Jenkins puffed on his pipe and laughed as he said, “What’s an old man to do with himself, Knobby? He can’t do any more what he used to do. It comes with the territory I heard one man older than me say.”
Newton was laughing as he walked away.
Later in the evening, the saloon busy as ever, Jenkins slipped behind the bar, entered the hallway, climbed the stairs and stood before the door to the empty room-for-rent. He found it easy to open. The gable window looked down on the street, lights visible along the street, the barber shop and the livery signs still visible, but the little house on a knoll at the edge of town, the one owned by Chaz Durfee’s lovely widow Lorelei Elizabeth, showed to be in complete darkness. He wished her well.
There was a door to the second room with a gable. It was difficult to open, but Jenkins’ curiosity had a firm grip on him and he could not shake it off, as though it had dropped down into his gut and was working hard on him.
After some difficulty, he opened the door and stepped into the room.
It was bare, except for a large luggage trunk in one corner of the room. The trunk also opened with some difficulty. Jenkins found wrapped entirely in canvas the body of Purly Phelps, not yet bound for someplace out of town.
Jenkins carefully made his way out of the room and returned to the saloon down below, his mind working every which way with the problem of what to do with the find. The killer was unknown as far as he was concerned, though the man had been hit savagely on the head.
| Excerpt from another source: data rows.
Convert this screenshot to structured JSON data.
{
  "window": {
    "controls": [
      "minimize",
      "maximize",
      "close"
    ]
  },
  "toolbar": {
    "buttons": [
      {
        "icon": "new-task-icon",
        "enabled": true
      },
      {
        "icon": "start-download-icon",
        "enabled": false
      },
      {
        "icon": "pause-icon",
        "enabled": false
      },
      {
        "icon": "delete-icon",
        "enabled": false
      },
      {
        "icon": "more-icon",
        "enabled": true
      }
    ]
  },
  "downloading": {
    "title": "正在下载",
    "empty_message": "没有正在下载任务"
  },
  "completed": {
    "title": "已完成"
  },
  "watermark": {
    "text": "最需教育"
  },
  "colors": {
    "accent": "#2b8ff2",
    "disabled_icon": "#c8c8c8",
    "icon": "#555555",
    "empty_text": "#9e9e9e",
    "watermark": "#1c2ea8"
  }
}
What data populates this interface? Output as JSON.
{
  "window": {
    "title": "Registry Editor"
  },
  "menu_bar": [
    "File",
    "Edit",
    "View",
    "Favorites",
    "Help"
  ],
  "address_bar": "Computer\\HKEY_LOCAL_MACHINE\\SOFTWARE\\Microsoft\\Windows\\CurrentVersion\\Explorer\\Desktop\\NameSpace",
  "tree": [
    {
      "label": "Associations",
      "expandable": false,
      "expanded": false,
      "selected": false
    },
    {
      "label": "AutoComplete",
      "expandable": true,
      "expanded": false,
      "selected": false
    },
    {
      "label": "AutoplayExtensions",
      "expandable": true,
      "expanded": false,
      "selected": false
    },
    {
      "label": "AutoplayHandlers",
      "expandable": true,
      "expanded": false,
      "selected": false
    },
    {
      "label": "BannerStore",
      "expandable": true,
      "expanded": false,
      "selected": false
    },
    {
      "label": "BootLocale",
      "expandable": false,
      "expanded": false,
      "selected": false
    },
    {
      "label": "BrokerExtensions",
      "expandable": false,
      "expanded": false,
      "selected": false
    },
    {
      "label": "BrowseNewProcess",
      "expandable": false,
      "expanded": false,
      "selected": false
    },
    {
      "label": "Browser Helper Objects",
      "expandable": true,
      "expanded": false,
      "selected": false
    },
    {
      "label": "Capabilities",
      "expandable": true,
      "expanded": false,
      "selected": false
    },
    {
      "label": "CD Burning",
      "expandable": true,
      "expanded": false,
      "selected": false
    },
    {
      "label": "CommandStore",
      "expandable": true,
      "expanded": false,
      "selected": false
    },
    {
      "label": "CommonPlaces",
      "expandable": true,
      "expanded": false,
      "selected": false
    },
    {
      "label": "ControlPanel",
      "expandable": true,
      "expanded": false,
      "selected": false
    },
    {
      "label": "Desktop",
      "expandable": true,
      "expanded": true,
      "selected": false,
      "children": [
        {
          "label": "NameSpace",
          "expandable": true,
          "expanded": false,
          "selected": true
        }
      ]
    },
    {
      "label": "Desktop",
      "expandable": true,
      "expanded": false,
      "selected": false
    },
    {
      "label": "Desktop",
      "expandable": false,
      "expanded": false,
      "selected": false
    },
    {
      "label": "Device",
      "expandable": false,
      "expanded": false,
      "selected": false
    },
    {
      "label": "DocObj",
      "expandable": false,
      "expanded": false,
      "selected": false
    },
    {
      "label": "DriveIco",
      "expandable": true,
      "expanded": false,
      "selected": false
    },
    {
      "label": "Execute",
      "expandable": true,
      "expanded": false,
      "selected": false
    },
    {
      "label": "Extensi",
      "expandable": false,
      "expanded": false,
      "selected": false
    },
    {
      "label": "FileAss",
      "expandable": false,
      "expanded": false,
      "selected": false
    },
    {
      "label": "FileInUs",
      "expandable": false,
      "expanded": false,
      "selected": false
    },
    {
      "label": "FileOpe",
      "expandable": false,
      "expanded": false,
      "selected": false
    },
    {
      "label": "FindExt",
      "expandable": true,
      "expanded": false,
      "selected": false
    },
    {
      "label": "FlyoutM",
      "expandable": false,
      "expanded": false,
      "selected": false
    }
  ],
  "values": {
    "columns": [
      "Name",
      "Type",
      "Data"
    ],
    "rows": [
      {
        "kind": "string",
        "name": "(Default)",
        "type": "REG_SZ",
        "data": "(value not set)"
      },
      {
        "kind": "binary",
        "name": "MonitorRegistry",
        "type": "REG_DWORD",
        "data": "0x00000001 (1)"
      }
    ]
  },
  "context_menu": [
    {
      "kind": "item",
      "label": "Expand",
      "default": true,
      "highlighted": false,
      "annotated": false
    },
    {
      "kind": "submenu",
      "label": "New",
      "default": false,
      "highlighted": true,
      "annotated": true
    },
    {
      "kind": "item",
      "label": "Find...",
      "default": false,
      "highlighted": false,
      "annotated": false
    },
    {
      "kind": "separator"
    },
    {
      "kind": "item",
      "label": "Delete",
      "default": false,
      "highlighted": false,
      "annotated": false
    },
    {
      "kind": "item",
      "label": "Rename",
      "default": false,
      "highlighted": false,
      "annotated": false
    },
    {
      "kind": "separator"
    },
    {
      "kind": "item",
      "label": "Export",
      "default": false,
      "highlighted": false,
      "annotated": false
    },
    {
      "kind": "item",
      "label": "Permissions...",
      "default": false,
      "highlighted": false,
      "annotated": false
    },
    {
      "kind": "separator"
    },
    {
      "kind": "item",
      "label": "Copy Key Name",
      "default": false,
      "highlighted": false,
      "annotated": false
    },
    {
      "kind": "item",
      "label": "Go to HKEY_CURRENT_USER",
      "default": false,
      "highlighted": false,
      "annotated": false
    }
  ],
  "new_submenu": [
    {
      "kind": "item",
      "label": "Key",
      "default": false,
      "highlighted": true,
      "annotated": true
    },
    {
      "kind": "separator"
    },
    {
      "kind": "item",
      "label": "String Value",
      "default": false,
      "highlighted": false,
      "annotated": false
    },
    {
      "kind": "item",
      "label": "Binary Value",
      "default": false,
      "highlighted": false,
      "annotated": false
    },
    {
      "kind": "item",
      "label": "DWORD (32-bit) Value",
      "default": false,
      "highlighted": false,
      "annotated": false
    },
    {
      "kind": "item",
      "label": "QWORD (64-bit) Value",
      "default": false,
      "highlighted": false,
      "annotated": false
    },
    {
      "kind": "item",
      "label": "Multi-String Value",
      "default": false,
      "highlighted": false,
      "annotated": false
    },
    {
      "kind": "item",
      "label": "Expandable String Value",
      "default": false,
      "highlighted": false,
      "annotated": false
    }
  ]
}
Certain facts might point right at the kid genius, Dom Petra, but all were unsubstantiated at the time.
He slid up to the end of the bar and ordered a drink and swung his head about in his usual and casual way of sensing the tone and tenor of the saloon, who was spunky or lit up already before darkness was full, and who and what offered him a bit of entertainment, a bit of talk, a touch of warmth for a piece of the evening.
He admitted that he needed a change.
It came in a hurry as Knobby Newton banged on the bar and said, in a loud voice for all to hear, “Don’t rush now, gents, but there will be a pre-4th of July celebration taking place here in a few minutes, with you know who lending her absolute beauty to every one of us.”
He paused to let that sink in and said, “I have a couple of other special announcements to make. So please bear with me as I invite everybody to an open bar for the next two hours, all in a goodbye salute to our own kid genius, Dom Petra. Dom just told me that he is leaving town tomorrow for a new and highly exciting job in the capital city.”
Before there was a rush of noise and a rush of bodies to the bar and an endless hurrah bracing the crowd, Cross Jenkins stepped quickly up beside Knobby Newton, took off his Stetson, held it over his heart, raised his other hand and said, “Like hell he is!”